- Using foreground elements: By including foreground elements in the image, you can create the illusion of depth and distance. This can also make the image more interesting and dynamic.
- Using layers: By including different layers in the image, you can create the illusion of depth and distance. This can also make the image more interesting and dynamic.
- Move your body: If you are still having trouble finding elements in your current scene to add depth, then move to a different location and use a different framing object or move to a different spot that still uses the same framing object but different foreground or background elements.
I mentioned this step before the final step because if you have a framing object and a subject but find that there is not much “depth” to the image, then you will want to take into consideration these different ways to achieve depth.
5. Put your Subject Within the Framing Object
The fifth and final step is to place your subject within the framing object. Ideally, you will want the subject to be in the middle of the framing object.
This is because framing in itself is another composition technique that has to be remembered.
If the subject is not in the middle of the framing object, it could throw off the spacing and overall composition of the image.
Here is an example of a mistimed shot where I couldn’t get the subject in the middle of the framing object and he is too far to the left:
Here is an example where I was able to get the subject in the middle of the framing object:
Of course, if they are slightly to the right or to the left then it’s fine, but you don’t want them to be too far left or too far right.
Once your subject is within the framing object, then it’s up to your subject or you as a photographer to figure out what the subject is doing in terms of posing – a topic for another day.
Why are Frame Within a Frame Shots Used?
As mentioned earlier, frame within a frame images are often used because they often stand out among other photos.
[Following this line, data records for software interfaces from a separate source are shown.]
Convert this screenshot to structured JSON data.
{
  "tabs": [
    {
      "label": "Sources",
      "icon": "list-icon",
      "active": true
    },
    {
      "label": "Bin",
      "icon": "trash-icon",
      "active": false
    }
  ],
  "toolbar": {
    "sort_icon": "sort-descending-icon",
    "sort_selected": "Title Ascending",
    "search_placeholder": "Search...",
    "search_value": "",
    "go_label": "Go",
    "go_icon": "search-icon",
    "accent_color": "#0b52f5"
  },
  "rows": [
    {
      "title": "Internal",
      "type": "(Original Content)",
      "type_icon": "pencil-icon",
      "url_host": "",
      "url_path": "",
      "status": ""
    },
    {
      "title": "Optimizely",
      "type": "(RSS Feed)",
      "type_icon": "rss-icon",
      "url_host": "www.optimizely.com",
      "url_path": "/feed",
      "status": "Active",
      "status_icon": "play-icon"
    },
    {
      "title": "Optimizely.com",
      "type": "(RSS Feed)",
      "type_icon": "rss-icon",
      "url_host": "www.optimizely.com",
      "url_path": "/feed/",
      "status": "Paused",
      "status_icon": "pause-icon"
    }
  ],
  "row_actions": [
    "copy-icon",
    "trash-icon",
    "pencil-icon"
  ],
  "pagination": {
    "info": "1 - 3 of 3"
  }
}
There’s something about a good photo that employs the frame within a frame technique that makes you look at the photo and ask yourself “what about this photo is making me look at it?”
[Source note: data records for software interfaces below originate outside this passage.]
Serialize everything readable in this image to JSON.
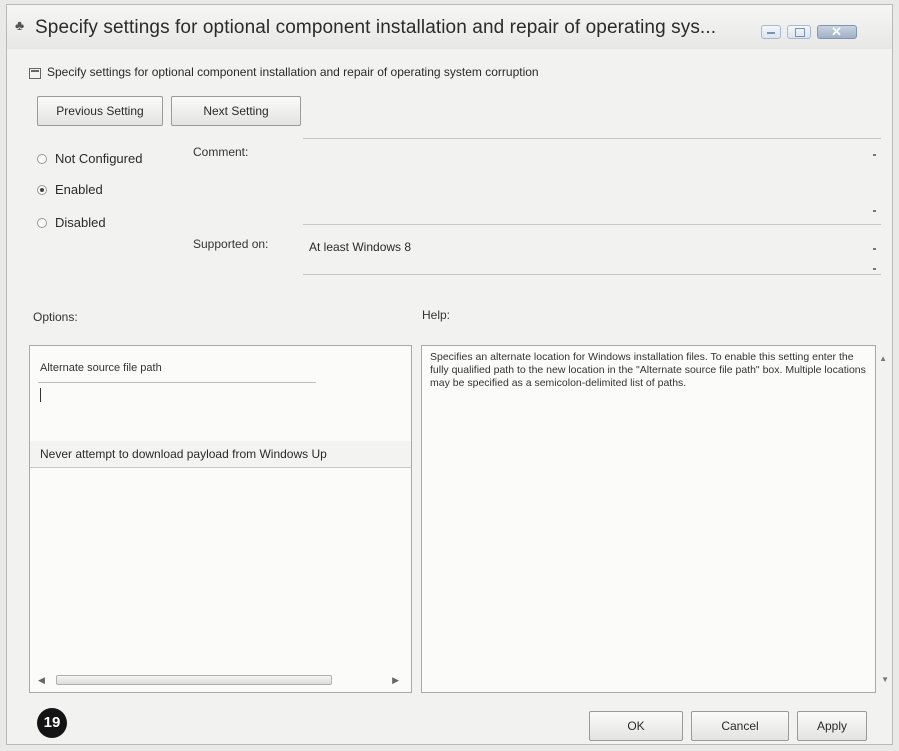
{
  "window": {
    "title": "Specify settings for optional component installation and repair of operating sys...",
    "subtitle": "Specify settings for optional component installation and repair of operating system corruption"
  },
  "nav": {
    "previous_label": "Previous Setting",
    "next_label": "Next Setting"
  },
  "state": {
    "options": [
      {
        "label": "Not Configured",
        "checked": false
      },
      {
        "label": "Enabled",
        "checked": true
      },
      {
        "label": "Disabled",
        "checked": false
      }
    ]
  },
  "fields": {
    "comment_label": "Comment:",
    "comment_value": "",
    "supported_label": "Supported on:",
    "supported_value": "At least Windows 8"
  },
  "options_section": {
    "heading": "Options:",
    "alt_path_label": "Alternate source file path",
    "alt_path_value": "",
    "never_download_label": "Never attempt to download payload from Windows Up"
  },
  "help_section": {
    "heading": "Help:",
    "text": "Specifies an alternate location for Windows installation files. To enable this setting enter the fully qualified path to the new location in the \"Alternate source file path\" box. Multiple locations may be specified as a semicolon-delimited list of paths."
  },
  "footer": {
    "step_badge": "19",
    "ok_label": "OK",
    "cancel_label": "Cancel",
    "apply_label": "Apply"
  },
  "colors": {
    "window_bg": "#f2f2f0",
    "panel_bg": "#fbfbfa",
    "close_button": "#9fb0c4"
  },
  "icons": [
    "policy-icon",
    "minimize-icon",
    "maximize-icon",
    "close-icon",
    "setting-icon",
    "scroll-left-icon",
    "scroll-right-icon",
    "scroll-up-icon",
    "scroll-down-icon"
  ]
}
When to Use a Frame Within a Frame?
If you’re trying to create a unique-looking image that is also visually appealing at the same time, then using an image that follows this technique is the way to go.
Frame within frame images are great at directing the viewer’s focus to the subject or certain focal point while also establishing a desired perspective.
When to Not Use a Frame Within a Frame?
We’ve discussed when to use a frame within a frame, but is there anytime when you shouldn’t?
The answer is yes.
I’ve briefly touched on this earlier, but the framing object that the subject is in should align with the subject and “make sense.” It shouldn’t be a random framing object that feels like it was forced into the photo. It should feel natural.
For example, if you are in an office setting and your subject is a worker in the office, example framing objects could be office doors or windows.
Another example is if you are in a forest setting, then your framing objects could be surrounding trees or animals.
What you don’t want to do is introduce an artificial framing object that feels forced such as poles you brought or a random object you brought in to act as a framing object such as an unnatural window frame.
Remember, the frame within the frame should act as more than just an aesthetic function, but as an element in the image to further enhance the story and its intended conveyed emotions.
Frame Within a Frame Photography Examples
Why are frame within a frame shots used?
Images that follow a frame within a frame composition technique often stand out due to their visual appeal. It is a common composition technique used in both photography and cinema.
What are 3 objects you could use to create frame within a frame?
Example objects that can be used include trees, gates, a road, fences, windows, etc.
Nate Torres is a portrait photographer based in Southern California. Outside of photography, Nate specializes in SEO, content marketing, and entrepreneurship. He is also the founder of Imaginated.com, a platform for creator education.